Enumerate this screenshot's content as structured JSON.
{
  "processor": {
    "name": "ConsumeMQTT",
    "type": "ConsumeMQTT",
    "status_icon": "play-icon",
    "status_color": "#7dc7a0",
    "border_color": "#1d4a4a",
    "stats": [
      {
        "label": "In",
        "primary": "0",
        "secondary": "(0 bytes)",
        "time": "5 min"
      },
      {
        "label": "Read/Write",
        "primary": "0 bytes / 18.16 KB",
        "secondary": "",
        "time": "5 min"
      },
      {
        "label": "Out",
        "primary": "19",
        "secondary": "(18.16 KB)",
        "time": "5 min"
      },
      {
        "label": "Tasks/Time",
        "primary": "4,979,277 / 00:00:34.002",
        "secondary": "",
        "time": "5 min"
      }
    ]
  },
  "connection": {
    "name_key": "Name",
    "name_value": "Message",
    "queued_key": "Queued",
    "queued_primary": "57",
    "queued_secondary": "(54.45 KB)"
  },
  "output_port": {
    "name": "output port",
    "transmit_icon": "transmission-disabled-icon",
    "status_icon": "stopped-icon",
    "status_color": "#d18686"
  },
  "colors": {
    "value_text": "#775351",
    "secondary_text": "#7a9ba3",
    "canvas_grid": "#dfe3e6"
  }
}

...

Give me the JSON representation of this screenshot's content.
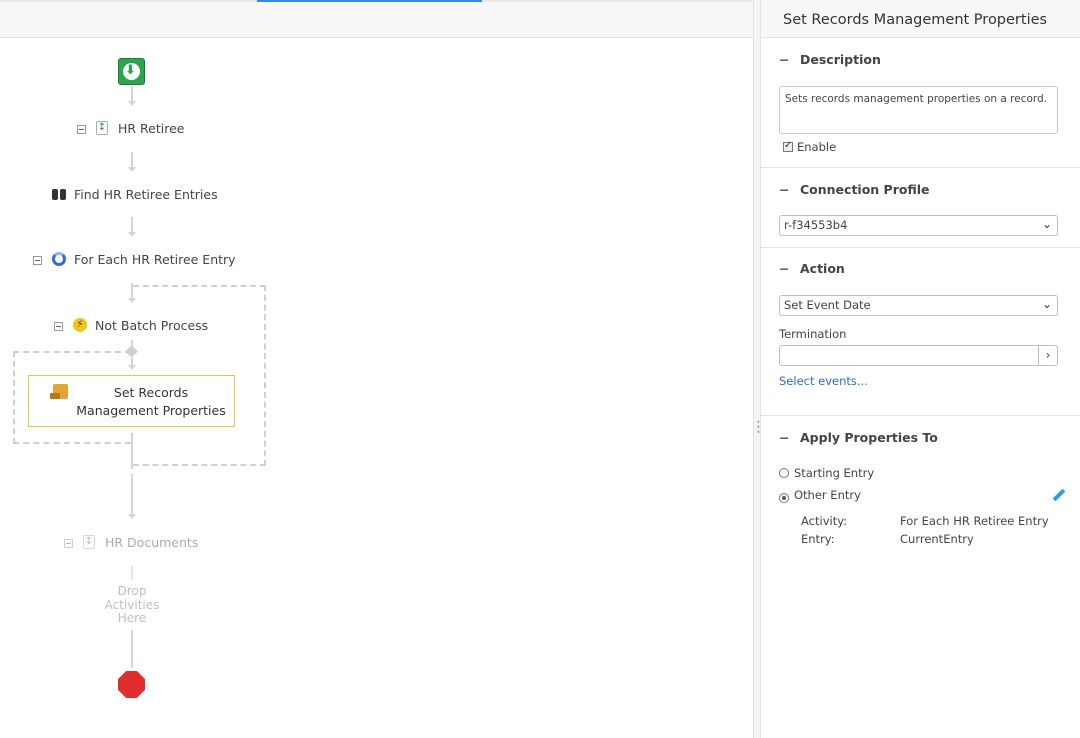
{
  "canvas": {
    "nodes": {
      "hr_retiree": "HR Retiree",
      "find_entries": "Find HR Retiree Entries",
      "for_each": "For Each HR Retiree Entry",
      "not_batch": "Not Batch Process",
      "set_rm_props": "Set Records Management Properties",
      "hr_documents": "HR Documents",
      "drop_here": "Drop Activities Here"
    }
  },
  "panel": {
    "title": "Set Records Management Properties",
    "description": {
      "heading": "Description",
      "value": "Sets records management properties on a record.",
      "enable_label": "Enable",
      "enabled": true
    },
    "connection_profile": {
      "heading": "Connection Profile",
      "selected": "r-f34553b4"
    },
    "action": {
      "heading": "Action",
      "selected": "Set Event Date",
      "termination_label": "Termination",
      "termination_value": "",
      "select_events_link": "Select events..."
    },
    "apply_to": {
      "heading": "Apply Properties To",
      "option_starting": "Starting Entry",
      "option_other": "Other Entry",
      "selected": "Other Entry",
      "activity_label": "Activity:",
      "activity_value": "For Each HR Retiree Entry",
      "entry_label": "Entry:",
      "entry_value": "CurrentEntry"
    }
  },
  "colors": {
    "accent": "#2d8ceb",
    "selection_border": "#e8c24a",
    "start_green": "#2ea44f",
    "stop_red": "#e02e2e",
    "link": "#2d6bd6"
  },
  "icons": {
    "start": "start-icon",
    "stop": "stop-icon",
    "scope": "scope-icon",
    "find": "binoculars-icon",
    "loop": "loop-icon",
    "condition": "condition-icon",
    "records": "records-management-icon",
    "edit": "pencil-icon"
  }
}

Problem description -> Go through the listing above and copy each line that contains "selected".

Response to this task ->
      "selected": "r-f34553b4"
      "selected": "Set Event Date",
      "selected": "Other Entry",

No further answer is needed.